On the problems that large waves of immigrants might pose to the welfare state he pays attention to two questions. Previous government interventions should not be the rationale for new interventions. In fact, this is the perverse logic of interventionism that Ludwig von Mises (1929, 1952) so lucidly described. Instead of advocating for further interventions the goal should be repealing the welfare state. What is more, a growing number of immigrating making use of the “benefits” the welfare state system offers could very well help to put a greater strain on it and eventually suffocate it.
Powell also ask us to try to envision the logical conclusion of this defense of welfarism. If immigrants are not granted entrance due to the danger their presence might imply to the welfare state, then why should native-born individuals be granted the right of having a baby? “After all, children are likely to be a net tax burden for their first 18 years and possibly afterward. The problem is not immigration per se. The real problem is that in the midst of a welfare state, immigration, like having children, lets some people push the costs of their decisions onto others” (Powell 2010).
Finally, Powell helps us introduce a topic that we will expose in detail later in these series. This is the problem of forced integration and freedom of association. In this aspect, Powell refers directly to Hans-Hermann Hoppe and his stance about immigration.
Our author highlights that freedom of association is related both with the right to exclude but also with the right to freely associate. For this reason, restrictions over immigration attenuate the property rights of the individuals who wish to establish a contractual relationship with a foreigner such as renting or selling real estate. Furthermore, if the right of exclusion –in order to avoid forced integration– is left to the state, and the state alone, to exercise the consequences could be terrible from an Austrian point of view. “By advocating restrictions on immigration because of state ownership of roads, they, too, are helping push down the road to socialism” (Powell 2010).
(2009) “Immigration” in The Concise Encyclopedia of Economics, online publication: http://www.econlib.org/library/Enc/Immigration.html
Mises, L. von
(1929) A critique of interventionism, Foundation for Economic Education, Irvington-on-Hudson, 1996
(1952) “Middle of the road policy leads to socialism” in Two essays by Ludwig von Mises, The Ludwig von Mises Institute, Auburn, 1991
(2010) “An economic case for immigration” in Econlog, online publication: http://www.econlib.org/library/Columns/y2010/Powellimmigration.html
(1989) The economic consequences of immigration, online publication: http://www.juliansimon.com/writings/Immigration/

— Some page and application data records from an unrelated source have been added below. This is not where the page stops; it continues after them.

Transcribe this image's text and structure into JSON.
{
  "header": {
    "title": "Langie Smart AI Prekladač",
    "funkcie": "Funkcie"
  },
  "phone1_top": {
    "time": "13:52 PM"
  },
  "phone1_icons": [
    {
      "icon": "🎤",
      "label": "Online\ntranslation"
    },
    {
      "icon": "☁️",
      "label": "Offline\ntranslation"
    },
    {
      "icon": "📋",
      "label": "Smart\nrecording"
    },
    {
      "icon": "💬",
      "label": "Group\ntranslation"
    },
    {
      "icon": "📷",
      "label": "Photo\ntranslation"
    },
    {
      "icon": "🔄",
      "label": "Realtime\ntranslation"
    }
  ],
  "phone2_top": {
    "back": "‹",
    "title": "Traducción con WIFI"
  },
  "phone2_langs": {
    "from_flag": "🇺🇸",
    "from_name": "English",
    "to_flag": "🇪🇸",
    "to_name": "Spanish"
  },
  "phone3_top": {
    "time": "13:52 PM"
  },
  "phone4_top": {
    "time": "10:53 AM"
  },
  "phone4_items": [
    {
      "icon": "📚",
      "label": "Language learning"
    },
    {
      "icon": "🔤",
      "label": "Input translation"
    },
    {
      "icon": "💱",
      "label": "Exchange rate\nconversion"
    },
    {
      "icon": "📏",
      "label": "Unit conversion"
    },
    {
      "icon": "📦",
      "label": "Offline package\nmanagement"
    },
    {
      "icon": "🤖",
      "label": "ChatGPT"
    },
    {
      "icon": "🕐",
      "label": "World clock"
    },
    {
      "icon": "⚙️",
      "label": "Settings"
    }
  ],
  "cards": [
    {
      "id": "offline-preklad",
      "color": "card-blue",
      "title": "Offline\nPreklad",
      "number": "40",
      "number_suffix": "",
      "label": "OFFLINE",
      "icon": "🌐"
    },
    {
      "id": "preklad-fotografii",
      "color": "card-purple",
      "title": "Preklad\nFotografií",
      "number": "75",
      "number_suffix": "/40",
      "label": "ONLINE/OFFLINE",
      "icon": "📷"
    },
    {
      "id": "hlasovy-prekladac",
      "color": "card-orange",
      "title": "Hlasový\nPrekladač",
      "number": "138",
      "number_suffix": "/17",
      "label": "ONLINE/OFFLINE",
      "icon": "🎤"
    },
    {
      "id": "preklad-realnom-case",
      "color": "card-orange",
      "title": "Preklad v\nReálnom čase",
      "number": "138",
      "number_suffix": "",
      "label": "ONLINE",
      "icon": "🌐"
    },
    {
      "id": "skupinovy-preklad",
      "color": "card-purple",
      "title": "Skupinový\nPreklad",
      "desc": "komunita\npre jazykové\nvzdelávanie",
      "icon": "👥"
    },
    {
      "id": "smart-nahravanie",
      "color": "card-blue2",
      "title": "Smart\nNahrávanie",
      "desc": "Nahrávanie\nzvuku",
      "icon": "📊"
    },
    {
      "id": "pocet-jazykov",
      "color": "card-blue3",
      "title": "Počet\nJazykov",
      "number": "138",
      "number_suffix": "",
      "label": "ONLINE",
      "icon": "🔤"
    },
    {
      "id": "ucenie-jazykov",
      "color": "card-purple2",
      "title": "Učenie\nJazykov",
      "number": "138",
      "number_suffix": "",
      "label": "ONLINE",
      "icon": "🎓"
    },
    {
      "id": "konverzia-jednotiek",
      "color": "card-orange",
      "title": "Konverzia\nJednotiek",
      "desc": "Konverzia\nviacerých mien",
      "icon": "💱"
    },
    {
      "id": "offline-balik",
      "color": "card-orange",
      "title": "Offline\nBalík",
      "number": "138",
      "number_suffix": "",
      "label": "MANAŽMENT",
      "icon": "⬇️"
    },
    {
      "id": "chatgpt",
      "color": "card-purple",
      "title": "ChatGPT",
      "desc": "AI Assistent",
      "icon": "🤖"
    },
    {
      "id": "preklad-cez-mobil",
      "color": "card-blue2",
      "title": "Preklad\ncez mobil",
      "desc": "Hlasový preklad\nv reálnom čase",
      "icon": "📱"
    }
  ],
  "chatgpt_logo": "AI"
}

* Federico N. Fernández is President of Fundación Internacional Bases (Rosario, Argentina) and a Senior Fellow with the Austrian Economics Center (Vienna, Austria). He is also the president of the Organizing Committee of the International Conference “The Austrian School of Economics in the 21st Century,” which has taken place every two years since 2006 in Rosario (Argentina).